S&P’s Indexology blog posted an article yesterday on value investing in the US, titled “Losing My Religion.”
The gist of the post is that both over the past one- and ten-year periods, value investing strategies have generally, and pretty steadily, underperformed the S&P. The author, Tim Edwards, senior director of index investment strategy for S&P, suggests that this may be because value investing has become too popular. In his words, “With so much energy directed to exploiting the excess returns available through value investing, maybe the only “value” stocks left are the value traps, those stocks whose prices are low as their prospects are determinedly poor.”
my semi-random thoughts
- Value investing has been around at least since the 1930s and is the dominant investment style for professionals worldwide. Growth stock investing may be a close second to value in the US but is a non-starter elsewhere.
- Value investing does not mean buying stocks that are cheap relative to their future prospects, i.e., bargains. Rather, it’s a rule-governed process of buying, depending on the flavor of value an adherent espouses, the stocks with the lowest price to earnings, price to cash flow or price to net assets ratio–on the idea that the market has already factored into prices the worst that can possible happen, and then some. So once the market begins to turn an objective eye toward such stocks once more, their prices will rise. At the same time, downside is limited because the stocks can’t fall off the floor.

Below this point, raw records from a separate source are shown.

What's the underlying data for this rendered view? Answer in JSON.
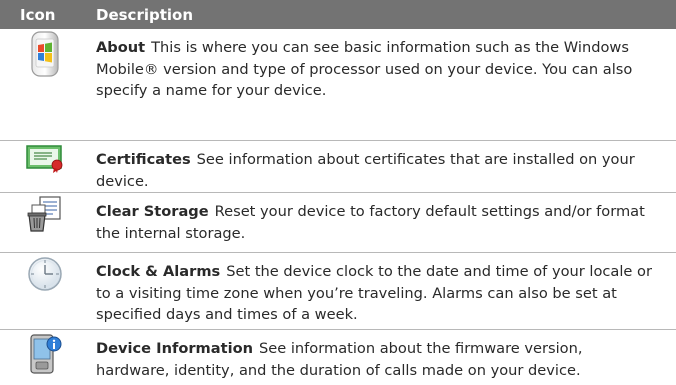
{
  "header": {
    "icon_label": "Icon",
    "description_label": "Description"
  },
  "rows": [
    {
      "icon": "windows-device-icon",
      "title": "About",
      "text": "This is where you can see basic information such as the Windows Mobile® version and type of processor used on your device. You can also specify a name for your device."
    },
    {
      "icon": "certificate-icon",
      "title": "Certificates",
      "text": "See information about certificates that are installed on your device."
    },
    {
      "icon": "clear-storage-icon",
      "title": "Clear Storage",
      "text": "Reset your device to factory default settings and/or format the internal storage."
    },
    {
      "icon": "clock-icon",
      "title": "Clock & Alarms",
      "text": "Set the device clock to the date and time of your locale or to a visiting time zone when you’re traveling. Alarms can also be set at specified days and times of a week."
    },
    {
      "icon": "device-information-icon",
      "title": "Device Information",
      "text": "See information about the firmware version, hardware, identity, and the duration of calls made on your device."
    }
  ]
}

- As a dyed-in-the-wool growth stock investor (who has worked side by side with value colleagues for virtually all of his professional career), my observation is that value stock indices routinely include growth stocks. Growth indices, in contrast, are often salted with stocks that are well past their best-by date and that are ticking time bombs no self-respecting growth stock investor would own. Academics use these mischaracterized indices to “prove” the superiority of value over growth. Indexers use similar methodologies. Be that as it may, this is another reason for surprise at the years-long underperformance of value.
- Early in my career I became acquainted with a married couple, where the husband was an excellent growth stock investor, the wife a similarly accomplished value stock picker. She outperformed him in the first two years of a business cycle; he outperformed her in the next two years. Their long-term records were identical. This is how value and growth worked until the late 1990s.
The late 1990s produced a super-long growth cycle that culminated in the Internet bust of 2000. That was followed by a super value cycle that ran most of the next 4-5 years. Both were a break with past patterns. The strength of the second may be a reason value has looked so bad since.
5. Still, what I find surprising about the past decade is the persistent underperformance of value, despite the birth of a post-Great Recession business cycle in 2009. The cycle turn has always been the prime period of value outperformance. Why not now? …the Internet.